swirls patterns on the windows, snowflakes whirl
outside the doors. And shivering down the aisle, a draught,
as those on board encounter all they have loved or lost,
the sceptres of their past, their half-forgotten ghosts.
Heart thumping like the piston of that engine
the time he got off at Garve to purchase that half-bottle
before running hard to catch it once again
as wheels hissed and bubbled, guard puffing whistle
to send it up the rail to Kyle. 'Almost bloody missed it there,'
he laughed, thinking of his parents’ home in Ness
and what they'd see as a sad betrayal

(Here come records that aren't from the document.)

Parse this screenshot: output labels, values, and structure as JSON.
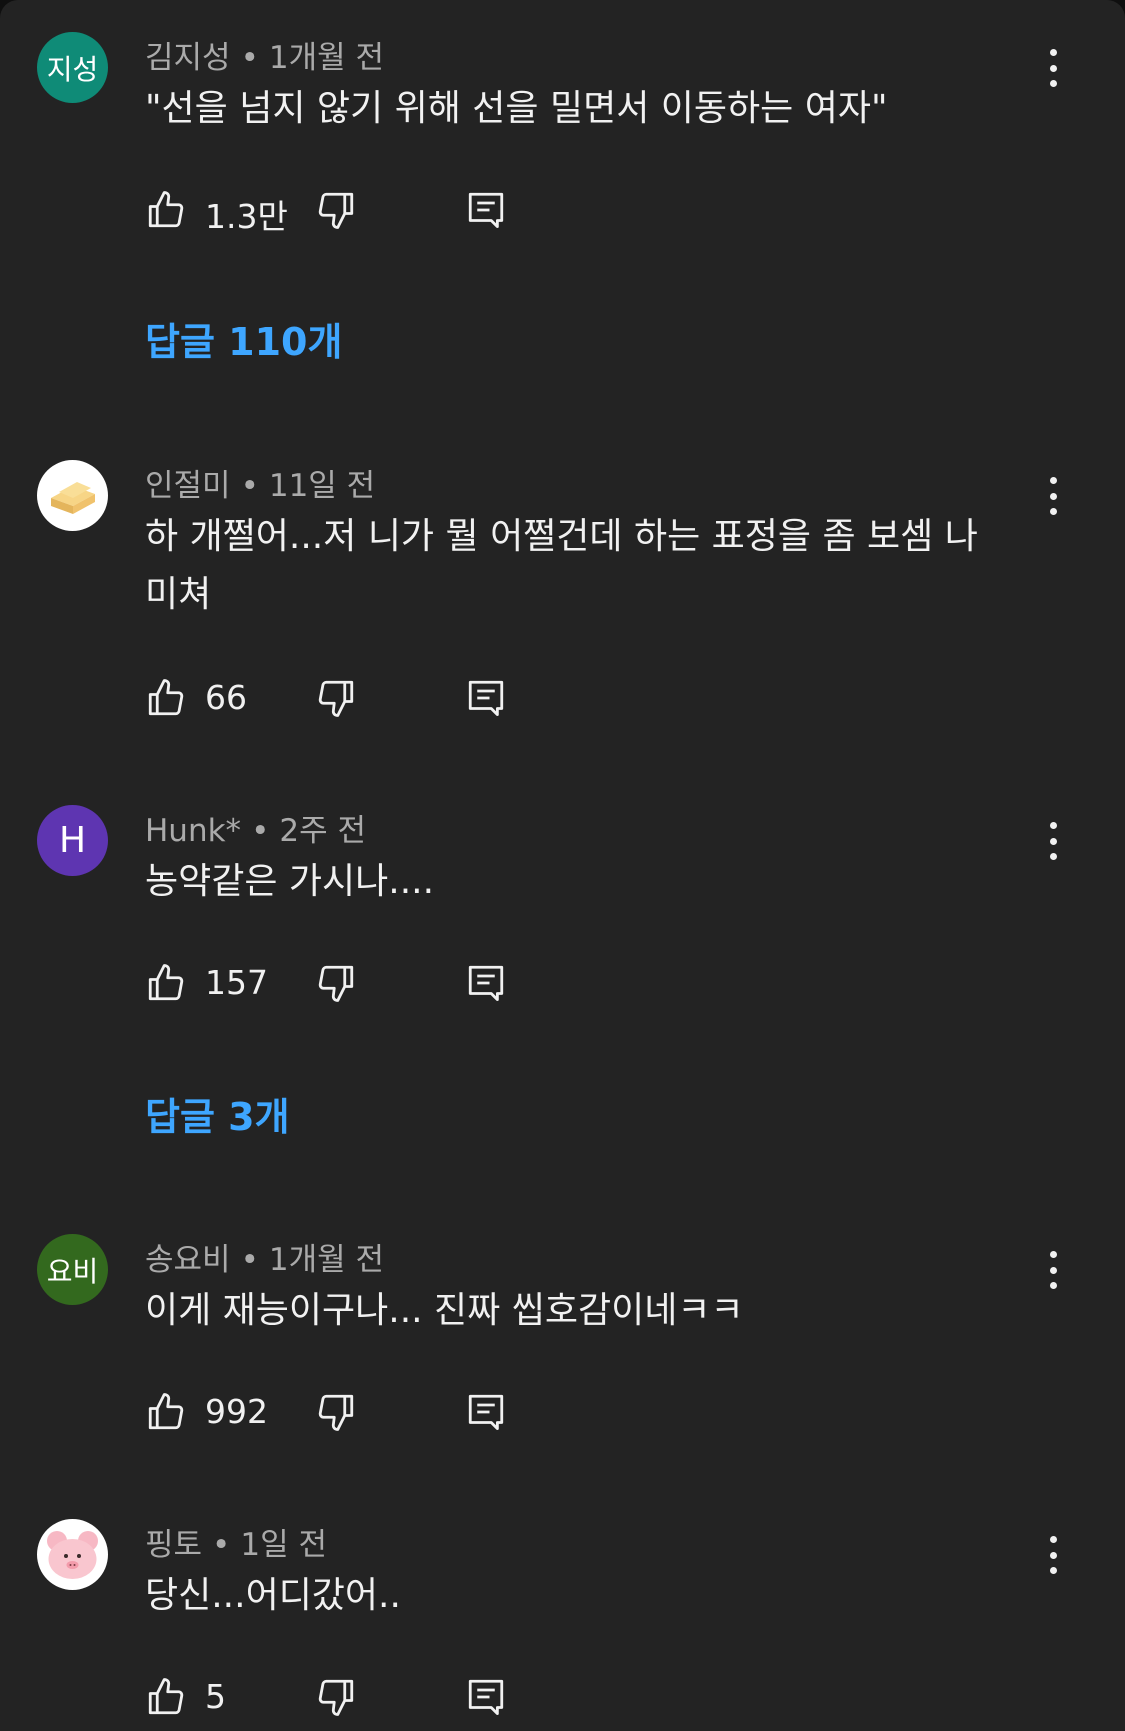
{
  "colors": {
    "background": "#232323",
    "text": "#f1f1f1",
    "meta": "#aaaaaa",
    "link": "#3ea6ff"
  },
  "comments": [
    {
      "avatar": {
        "text": "지성",
        "color": "#0f8b77"
      },
      "author": "김지성",
      "time": "1개월 전",
      "text": "\"선을 넘지 않기 위해 선을 밀면서 이동하는 여자\"",
      "likes": "1.3만",
      "replies": "답글 110개"
    },
    {
      "avatar": {
        "text": "",
        "icon": "cheese-icon",
        "color": "#ffffff"
      },
      "author": "인절미",
      "time": "11일 전",
      "text": "하 개쩔어...저 니가 뭘 어쩔건데 하는 표정을 좀 보셈 나 미쳐",
      "likes": "66"
    },
    {
      "avatar": {
        "text": "H",
        "color": "#5e35b1"
      },
      "author": "Hunk*",
      "time": "2주 전",
      "text": "농약같은 가시나....",
      "likes": "157",
      "replies": "답글 3개"
    },
    {
      "avatar": {
        "text": "요비",
        "color": "#33691e"
      },
      "author": "송요비",
      "time": "1개월 전",
      "text": "이게 재능이구나... 진짜 씹호감이네ㅋㅋ",
      "likes": "992"
    },
    {
      "avatar": {
        "text": "",
        "icon": "pig-icon",
        "color": "#ffffff"
      },
      "author": "핑토",
      "time": "1일 전",
      "text": "당신...어디갔어..",
      "likes": "5"
    }
  ]
}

of pious hopes and dreams if he ever once confessed
of this time when he slipped right off the rails
for a splash and swirl of whisky.
But hell, how his throat needed it to cleanse a belly full
of dust and concrete, fire washing his mouth free
of the taste of last year on the Hydro, bringing light to these dark hills.
‘You from Valtos too?’ the Lewisman smiled
the last day of the year
as they travelled home from war.
‘It’ll be great to be home. Spend a while
blethering with the folks I know back there.’
He’d nodded, looking forward to the croft,
and lifting high his peat-blade and hay-fork
instead of the Lee Enfield he’s been forced to bear
while cramped in that dark uniform. And he’d reached his home
the morning after, sailing out with other Skyemen war had long exiled
on the ‘Jenny Campbell’ out from Kyle.
But not that man from another Valtos, his body left by sea-foam
on the Lewis shoreline. He thought of the long hours he’d sat
on that train from Kyle or Mallaig, how he spoke of his young wife
waiting back in Uig, how he had never reached her,
how she would spend her life
without him, always dressed in unrelenting black
One night, when that train stopped at Achanalt,
the full moon settled in the window of a carriage
and illuminated glass, giving lustre to the frenzied love
of a couple in their early years of courtship or marriage
half-undressed in their seats.
It caught a ghillie’s eye
as he stepped out in the half-light, stalking deer,
not thinking for a moment he’d come by
a scene like this, but it woke a longing in him.
Not for Loch a’ Chroisg or grouse or endless moor,
but for both the lust and urgency he glimpsed
before gaze dipped and lowered. He stored
away that moment till the hour he asked
the train to stop there once again – to take him far away from this,
the loneliness he felt here,
that aching desolation when he longed for tenderness.